Doors open on moving Metrorail cars
By Dana Hedgpeth,
Doors on two Metrorail cars opened without warning Tuesday morning while the Red Line train full of passengers was traveling between stations.
The incident, which transit officials described as “rare,” happened about 9 a.m. on a Shady Grove-bound train between the Van Ness and Tenleytown-American University stations. A passenger aboard the train took a photo of it, and the image was posted to unsuckdcmetro, a blog that is a sounding board for critics of the Metro system.

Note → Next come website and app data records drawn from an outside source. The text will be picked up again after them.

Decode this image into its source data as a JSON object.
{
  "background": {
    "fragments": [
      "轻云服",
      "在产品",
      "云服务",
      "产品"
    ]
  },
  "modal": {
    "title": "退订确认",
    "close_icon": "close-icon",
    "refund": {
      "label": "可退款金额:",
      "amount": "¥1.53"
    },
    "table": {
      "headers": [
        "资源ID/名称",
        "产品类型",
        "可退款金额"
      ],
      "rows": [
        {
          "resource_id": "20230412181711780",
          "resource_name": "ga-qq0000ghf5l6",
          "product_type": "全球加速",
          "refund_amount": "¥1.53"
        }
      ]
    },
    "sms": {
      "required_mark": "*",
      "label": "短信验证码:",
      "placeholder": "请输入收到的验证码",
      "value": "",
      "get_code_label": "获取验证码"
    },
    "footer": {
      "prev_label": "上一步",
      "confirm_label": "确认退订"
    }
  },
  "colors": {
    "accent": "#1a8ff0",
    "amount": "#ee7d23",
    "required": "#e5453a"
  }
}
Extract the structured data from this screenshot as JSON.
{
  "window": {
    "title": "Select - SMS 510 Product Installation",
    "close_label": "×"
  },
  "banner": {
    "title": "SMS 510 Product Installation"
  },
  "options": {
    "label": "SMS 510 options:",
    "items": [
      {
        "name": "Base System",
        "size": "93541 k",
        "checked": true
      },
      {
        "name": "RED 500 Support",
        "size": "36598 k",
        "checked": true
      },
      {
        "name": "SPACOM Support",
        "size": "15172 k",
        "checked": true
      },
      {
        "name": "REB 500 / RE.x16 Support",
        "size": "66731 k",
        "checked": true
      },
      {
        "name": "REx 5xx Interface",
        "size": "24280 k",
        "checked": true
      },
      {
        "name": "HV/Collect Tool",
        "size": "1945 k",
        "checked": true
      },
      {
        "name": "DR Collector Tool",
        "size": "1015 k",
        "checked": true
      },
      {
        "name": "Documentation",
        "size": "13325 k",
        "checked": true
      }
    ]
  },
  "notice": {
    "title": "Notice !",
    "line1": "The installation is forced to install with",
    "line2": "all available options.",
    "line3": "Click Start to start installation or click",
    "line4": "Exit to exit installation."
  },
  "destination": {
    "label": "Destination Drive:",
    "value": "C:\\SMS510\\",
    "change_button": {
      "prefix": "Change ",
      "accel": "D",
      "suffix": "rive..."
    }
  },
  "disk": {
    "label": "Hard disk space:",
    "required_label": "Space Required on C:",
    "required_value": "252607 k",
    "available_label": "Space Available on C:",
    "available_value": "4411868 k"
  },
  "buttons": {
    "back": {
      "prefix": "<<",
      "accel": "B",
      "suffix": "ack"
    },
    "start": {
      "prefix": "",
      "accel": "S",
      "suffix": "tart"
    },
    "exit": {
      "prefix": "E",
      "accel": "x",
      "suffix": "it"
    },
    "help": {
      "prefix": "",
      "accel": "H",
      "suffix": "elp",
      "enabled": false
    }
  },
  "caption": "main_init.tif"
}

Metro chief spokesman Dan Stessel said no injuries were reported. He said the train operator called Metro’s command center and car maintenance personnel were sent to meet the train at the Tenleytown-AU stop. The train was unloaded and taken to a rail yard for “diagnostic testing,” he said.

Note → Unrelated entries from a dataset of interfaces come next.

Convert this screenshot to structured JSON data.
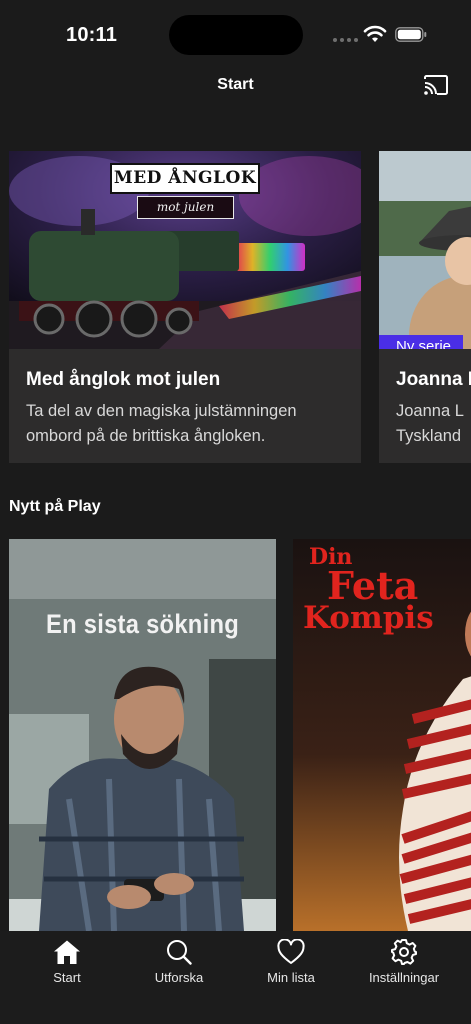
{
  "status_bar": {
    "time": "10:11"
  },
  "header": {
    "title": "Start",
    "cast_icon": "cast-icon"
  },
  "featured": [
    {
      "logo_title": "MED ÅNGLOK",
      "logo_subtitle": "mot julen",
      "title": "Med ånglok mot julen",
      "description": "Ta del av den magiska julstämningen ombord på de brittiska ångloken."
    },
    {
      "badge": "Ny serie",
      "title": "Joanna L",
      "description": "Joanna L\nTyskland"
    }
  ],
  "section": {
    "title": "Nytt på Play"
  },
  "posters": [
    {
      "title": "En sista sökning"
    },
    {
      "title_line1": "Din",
      "title_line2": "Feta",
      "title_line3": "Kompis"
    }
  ],
  "tabs": [
    {
      "label": "Start",
      "icon": "home-icon",
      "active": true
    },
    {
      "label": "Utforska",
      "icon": "search-icon",
      "active": false
    },
    {
      "label": "Min lista",
      "icon": "heart-icon",
      "active": false
    },
    {
      "label": "Inställningar",
      "icon": "gear-icon",
      "active": false
    }
  ],
  "colors": {
    "background": "#1b1b1b",
    "card": "#2d2c2c",
    "badge": "#4a2ee6",
    "poster_red": "#e1241e"
  }
}
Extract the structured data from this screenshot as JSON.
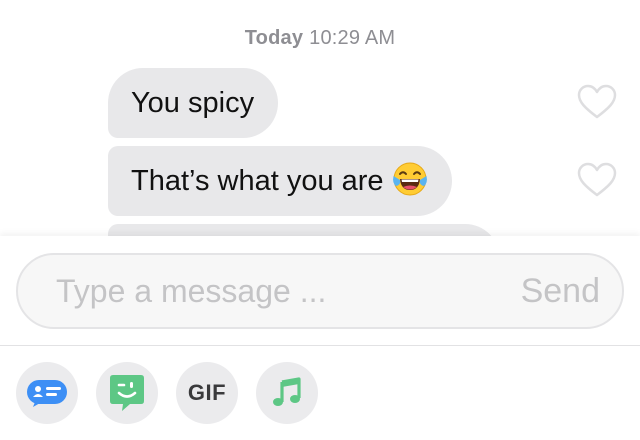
{
  "timestamp": {
    "day": "Today",
    "time": "10:29 AM"
  },
  "messages": [
    {
      "text": "You spicy",
      "liked": false
    },
    {
      "text": "That’s what you are",
      "emoji": "face-with-tears-of-joy",
      "liked": false
    },
    {
      "text": "",
      "liked": false
    }
  ],
  "composer": {
    "placeholder": "Type a message ...",
    "value": "",
    "send_label": "Send"
  },
  "toolbar": {
    "items": [
      {
        "icon": "contact-card-icon",
        "color": "#3d8ff5"
      },
      {
        "icon": "winking-sticker-icon",
        "color": "#5dc785"
      },
      {
        "label": "GIF",
        "icon": "gif-icon"
      },
      {
        "icon": "music-note-icon",
        "color": "#5dc785"
      }
    ]
  },
  "colors": {
    "bubble_incoming": "#e8e8ea",
    "placeholder": "#c4c4c6",
    "accent_blue": "#3d8ff5",
    "accent_green": "#5dc785"
  }
}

Stessel said incidents in which doors open on moving trains are “extremely, extremely rare.” He said it had been “multiple years” since a similar incident.

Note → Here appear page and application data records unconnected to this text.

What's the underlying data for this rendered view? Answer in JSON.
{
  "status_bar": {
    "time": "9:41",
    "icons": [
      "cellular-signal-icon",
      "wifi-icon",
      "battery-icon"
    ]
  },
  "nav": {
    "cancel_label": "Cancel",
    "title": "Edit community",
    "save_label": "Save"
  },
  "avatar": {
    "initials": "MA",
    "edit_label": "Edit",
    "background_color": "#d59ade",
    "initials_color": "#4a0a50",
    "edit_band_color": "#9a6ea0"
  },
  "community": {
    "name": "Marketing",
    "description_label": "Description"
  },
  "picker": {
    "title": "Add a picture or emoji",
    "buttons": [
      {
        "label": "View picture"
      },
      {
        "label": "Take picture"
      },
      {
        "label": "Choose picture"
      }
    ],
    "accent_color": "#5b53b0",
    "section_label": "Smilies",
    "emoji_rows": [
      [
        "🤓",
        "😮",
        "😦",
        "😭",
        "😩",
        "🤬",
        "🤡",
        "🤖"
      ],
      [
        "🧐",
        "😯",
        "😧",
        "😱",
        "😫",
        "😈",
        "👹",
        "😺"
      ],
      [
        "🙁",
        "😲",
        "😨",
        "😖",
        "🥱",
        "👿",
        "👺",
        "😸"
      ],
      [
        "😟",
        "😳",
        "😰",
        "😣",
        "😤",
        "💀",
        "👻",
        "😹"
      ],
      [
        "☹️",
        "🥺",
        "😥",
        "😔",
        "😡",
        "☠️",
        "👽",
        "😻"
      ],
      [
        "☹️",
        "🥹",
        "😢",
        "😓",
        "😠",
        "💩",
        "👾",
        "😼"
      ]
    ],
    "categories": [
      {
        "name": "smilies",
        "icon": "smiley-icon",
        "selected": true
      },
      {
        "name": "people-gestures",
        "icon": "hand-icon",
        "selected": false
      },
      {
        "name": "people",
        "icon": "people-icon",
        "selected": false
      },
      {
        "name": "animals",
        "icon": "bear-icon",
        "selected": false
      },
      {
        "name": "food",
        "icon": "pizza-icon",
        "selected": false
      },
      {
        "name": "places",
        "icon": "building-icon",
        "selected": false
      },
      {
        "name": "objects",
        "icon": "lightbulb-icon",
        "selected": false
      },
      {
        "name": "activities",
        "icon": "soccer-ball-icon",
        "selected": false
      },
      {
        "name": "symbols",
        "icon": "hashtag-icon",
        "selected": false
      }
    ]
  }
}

The two rail cars are part of Metro’s 1000 series, which were involved in a deadly crash in 2009 on the Red Line and are expected to be replaced soon, based on a recommendation from the National Transportation Safety Board.
Metro has had chronic problems with doors on rail cars. About two-thirds of train delays involve trouble with doors, Metro officials recently told board members.
The Tri-State Oversight Committee, which helps to oversee safety at Metro, said that Metro reported the incident and that the committee plans to send some of its personnel to help look at the rail cars in the next day or two.
“As rail transit hazards go, this is very significant,” said Matt Bassett, head of the Tri-State Oversight Committee. He said Metro’s 4000 series rail cars had reports of doors opening unexpectedly in July 2010 and Metro grounded the 4000 series fleet.
Stessel said the 4000 series problem was a “systemic issue” and the cars were removed from service at the time. Metro officials and Bassett said the problem was fixed.
There has not been a similar systemic problem identified in the 1000 series, Stessel said.